Like seeing a flash of lightning from the corner of our eye, it’s easy to miss. So much thunder and wind in Romans 1 that we pay scant attention to this quick little burst: “…nor gave thanks to him…” (Romans 1:21). Its brevity does not diminish its impact. I don’t want to ever get struck by lightning.
Right out of the shute when human rebellion occurred, thanksgiving ceased with its twin “glorifying God.” Here it is: For although they knew God, they neither glorified him as God nor gave thanks to him, but their thinking became futile and their foolish hearts were darkened (Romans 1:21). No glory, no gratitude.
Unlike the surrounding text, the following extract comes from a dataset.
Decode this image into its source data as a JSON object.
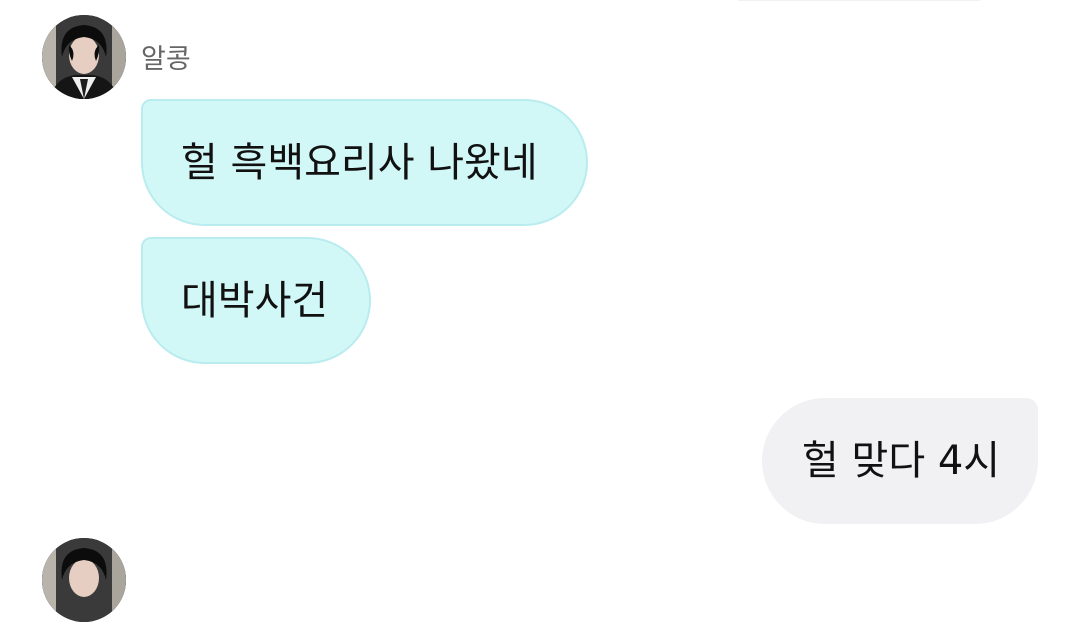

These two are joined at the heart.
In our increasingly entitlement culture, thanksgiving is fading fast. “You owe me” is quickly replacing “Thank you.” Even towards God. Just learn the magic “health and wealth” prayer words and, cha-ching! God (allegedly) spits money like the slots at Vegas. And repeatedly shouting “GLOW-REE! in the name of Jeeeezzzus!” with all this idiocy going on doesn’t redeem it one bit. Frankly, it’s sickening.
Ingratitude: the new cool
Nor gave thanks to him. We think, “No big whoop.” Ingratitude seems to be the new cool. Did you see the America’s Funniest Videos when the little kid opened his Christmas present and got really angry because it wasn’t what he wanted? That’s a clear snapshot of all of us at times.
Nor gave thanks to him. Somehow I imagine the heart of God breaking and deeply aching when Paul penned those few words. Rebellious humans marginalized God by not glorifying him. That is sheer human lunacy. And then we add insult to injury, we trample on him and his gifts which sustain us. Nor gave thanks to him. Who created the air we breathe, the water we drink, the food we eat, the people we love, the very life we live? God did. With just a wink of his watchful eye, we could cease to be. Out of God’s mind, out of existence. So, how arrogant, how prideful is ingratitude?
Thanks be to God
Thanks be to God. Can we say it too much? I imagine God delights in a gracious, thankful human life. Perhaps to glorify God is a choice and to give God thanks is the expression of that choice. Without that prior choice, it’s like hearing a mother saying to her trick-or-treating child, “Now, what do you say to the nice person? C’mon, what do you say?” Forced gratitude is an oxymoron.
I am looking forward to being with family and friends this Thanksgiving. Surrounded by so those I love and a life to enjoy–all of it traceable ultimately to God with every heartbeat being a gift and every breath a bonus–my only right, dare I say, sane, response is “Thanks be to God!”